_Your objective_
From the data below, return each line in which the string "content" is found.

%%

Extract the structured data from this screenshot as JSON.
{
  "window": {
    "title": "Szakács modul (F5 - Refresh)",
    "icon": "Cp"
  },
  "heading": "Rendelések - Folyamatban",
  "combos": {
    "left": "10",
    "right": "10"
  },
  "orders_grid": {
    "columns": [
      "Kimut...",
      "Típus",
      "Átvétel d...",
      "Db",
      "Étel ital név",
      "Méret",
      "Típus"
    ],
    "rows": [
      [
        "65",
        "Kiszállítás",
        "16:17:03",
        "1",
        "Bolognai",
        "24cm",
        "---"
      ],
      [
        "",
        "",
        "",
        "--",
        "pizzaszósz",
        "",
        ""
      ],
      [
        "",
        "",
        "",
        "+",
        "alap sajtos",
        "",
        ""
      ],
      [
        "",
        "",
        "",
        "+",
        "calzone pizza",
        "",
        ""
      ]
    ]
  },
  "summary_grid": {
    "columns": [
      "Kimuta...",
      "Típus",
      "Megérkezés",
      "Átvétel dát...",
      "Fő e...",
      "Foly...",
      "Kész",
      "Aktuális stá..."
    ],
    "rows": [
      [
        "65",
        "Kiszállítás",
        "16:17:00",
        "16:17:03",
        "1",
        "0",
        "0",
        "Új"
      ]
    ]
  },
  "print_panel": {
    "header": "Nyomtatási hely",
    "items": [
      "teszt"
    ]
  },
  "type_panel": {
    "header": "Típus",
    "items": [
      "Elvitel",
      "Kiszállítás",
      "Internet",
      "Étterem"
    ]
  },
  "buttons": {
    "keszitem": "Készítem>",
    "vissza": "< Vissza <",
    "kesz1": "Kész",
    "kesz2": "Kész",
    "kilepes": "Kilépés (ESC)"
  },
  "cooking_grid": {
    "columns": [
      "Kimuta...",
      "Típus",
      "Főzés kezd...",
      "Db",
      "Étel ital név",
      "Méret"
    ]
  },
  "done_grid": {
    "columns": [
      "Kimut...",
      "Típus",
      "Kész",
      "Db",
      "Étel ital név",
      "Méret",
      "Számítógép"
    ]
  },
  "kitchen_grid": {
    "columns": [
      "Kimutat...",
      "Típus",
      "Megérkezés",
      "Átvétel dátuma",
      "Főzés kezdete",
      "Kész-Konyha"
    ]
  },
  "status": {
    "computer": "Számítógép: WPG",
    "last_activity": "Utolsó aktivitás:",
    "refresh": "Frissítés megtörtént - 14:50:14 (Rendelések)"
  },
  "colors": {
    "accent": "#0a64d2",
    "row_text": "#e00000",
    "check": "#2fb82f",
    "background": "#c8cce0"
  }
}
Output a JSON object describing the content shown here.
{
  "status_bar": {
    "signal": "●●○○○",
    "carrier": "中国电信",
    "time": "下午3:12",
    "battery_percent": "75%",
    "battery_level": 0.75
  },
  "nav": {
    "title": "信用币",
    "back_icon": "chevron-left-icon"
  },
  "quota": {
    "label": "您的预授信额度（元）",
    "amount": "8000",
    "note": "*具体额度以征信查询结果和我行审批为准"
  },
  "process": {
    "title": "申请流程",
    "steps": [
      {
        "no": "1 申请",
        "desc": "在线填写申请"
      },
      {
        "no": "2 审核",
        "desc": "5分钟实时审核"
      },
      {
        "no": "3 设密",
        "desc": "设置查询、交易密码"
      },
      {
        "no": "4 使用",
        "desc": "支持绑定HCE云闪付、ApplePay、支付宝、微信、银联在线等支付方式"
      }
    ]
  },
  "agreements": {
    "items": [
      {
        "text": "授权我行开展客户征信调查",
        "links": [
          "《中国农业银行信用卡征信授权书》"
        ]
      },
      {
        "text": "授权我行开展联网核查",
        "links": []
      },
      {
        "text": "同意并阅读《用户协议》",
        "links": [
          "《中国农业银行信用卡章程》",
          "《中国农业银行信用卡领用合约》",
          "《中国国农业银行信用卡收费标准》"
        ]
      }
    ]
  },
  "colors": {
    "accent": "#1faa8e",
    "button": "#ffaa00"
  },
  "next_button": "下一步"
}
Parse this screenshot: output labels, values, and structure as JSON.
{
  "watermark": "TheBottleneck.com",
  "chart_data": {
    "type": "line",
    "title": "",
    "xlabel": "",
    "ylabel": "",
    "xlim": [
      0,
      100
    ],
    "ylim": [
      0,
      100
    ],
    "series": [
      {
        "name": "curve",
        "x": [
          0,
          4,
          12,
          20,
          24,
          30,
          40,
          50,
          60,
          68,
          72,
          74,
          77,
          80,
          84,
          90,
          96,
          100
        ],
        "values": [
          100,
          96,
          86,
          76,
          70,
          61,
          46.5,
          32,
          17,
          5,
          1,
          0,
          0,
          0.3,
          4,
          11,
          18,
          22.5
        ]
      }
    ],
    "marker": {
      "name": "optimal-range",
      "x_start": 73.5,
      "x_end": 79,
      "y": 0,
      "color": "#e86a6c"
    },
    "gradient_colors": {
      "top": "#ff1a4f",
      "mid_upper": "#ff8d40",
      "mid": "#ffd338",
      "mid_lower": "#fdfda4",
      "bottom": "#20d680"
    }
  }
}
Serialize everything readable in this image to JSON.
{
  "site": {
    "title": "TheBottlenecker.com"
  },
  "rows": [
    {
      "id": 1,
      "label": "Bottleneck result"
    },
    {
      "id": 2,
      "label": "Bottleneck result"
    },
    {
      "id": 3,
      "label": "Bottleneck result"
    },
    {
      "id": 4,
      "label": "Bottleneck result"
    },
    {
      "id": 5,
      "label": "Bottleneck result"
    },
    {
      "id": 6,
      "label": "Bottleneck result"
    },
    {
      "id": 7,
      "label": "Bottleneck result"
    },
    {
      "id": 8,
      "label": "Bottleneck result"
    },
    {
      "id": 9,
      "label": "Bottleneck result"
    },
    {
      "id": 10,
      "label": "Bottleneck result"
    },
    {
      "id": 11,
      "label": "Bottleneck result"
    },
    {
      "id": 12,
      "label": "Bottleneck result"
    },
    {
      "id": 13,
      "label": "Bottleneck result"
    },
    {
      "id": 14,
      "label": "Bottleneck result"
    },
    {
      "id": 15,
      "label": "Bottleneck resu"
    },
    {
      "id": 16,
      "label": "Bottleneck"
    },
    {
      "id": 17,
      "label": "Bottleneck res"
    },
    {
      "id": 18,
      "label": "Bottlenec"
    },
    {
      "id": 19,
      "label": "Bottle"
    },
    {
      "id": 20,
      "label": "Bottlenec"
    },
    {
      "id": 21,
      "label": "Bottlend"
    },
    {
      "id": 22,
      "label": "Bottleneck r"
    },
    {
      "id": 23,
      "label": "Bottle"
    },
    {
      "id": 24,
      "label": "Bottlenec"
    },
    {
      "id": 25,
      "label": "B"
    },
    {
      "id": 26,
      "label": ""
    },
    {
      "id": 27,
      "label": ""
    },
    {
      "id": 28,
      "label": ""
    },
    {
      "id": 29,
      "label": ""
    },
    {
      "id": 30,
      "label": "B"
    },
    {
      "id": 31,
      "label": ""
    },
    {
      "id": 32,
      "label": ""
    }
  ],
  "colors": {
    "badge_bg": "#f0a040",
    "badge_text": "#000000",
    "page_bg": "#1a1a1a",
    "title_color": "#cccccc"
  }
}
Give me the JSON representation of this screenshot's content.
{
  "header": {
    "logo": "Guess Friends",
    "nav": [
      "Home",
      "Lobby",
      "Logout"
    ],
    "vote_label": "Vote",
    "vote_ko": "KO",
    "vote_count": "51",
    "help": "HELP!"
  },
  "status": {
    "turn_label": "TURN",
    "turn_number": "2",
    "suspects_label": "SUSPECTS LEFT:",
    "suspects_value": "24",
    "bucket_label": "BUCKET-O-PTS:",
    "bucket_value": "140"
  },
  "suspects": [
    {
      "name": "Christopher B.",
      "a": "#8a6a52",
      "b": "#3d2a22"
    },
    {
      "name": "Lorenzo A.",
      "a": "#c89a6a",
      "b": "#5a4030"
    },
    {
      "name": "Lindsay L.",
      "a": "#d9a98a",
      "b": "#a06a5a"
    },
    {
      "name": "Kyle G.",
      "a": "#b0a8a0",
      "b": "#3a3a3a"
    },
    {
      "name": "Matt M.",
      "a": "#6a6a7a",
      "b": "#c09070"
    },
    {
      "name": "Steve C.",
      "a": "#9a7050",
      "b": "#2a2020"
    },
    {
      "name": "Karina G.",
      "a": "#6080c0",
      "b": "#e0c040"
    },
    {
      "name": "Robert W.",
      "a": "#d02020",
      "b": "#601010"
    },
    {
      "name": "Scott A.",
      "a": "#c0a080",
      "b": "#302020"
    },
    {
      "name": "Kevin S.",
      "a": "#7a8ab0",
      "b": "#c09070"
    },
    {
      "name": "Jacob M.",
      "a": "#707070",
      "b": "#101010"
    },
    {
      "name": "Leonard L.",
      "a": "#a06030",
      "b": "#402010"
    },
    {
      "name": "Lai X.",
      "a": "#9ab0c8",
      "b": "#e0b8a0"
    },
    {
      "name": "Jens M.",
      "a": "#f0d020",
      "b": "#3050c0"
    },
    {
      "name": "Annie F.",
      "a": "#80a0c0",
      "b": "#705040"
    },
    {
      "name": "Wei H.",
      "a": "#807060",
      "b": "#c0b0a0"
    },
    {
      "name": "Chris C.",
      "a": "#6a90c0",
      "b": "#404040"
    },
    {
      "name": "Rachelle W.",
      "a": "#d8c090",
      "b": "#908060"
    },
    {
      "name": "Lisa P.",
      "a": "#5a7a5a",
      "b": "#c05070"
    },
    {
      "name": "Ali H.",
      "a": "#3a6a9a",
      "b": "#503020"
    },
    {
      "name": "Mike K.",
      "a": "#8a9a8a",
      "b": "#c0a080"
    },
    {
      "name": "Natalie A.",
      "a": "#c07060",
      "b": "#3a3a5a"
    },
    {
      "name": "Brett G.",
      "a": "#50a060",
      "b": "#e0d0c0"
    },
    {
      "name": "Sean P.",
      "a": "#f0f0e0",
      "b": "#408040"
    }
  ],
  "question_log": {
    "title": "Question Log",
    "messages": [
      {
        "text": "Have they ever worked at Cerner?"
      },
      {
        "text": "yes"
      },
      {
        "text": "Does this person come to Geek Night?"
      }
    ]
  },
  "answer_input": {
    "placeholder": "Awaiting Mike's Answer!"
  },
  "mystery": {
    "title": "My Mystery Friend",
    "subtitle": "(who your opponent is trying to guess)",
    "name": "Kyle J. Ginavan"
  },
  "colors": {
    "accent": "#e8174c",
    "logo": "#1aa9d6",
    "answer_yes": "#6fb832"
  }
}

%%

_The answer_
Output a JSON object describing the content shown here.
Give me the JSON representation of this screenshot's content.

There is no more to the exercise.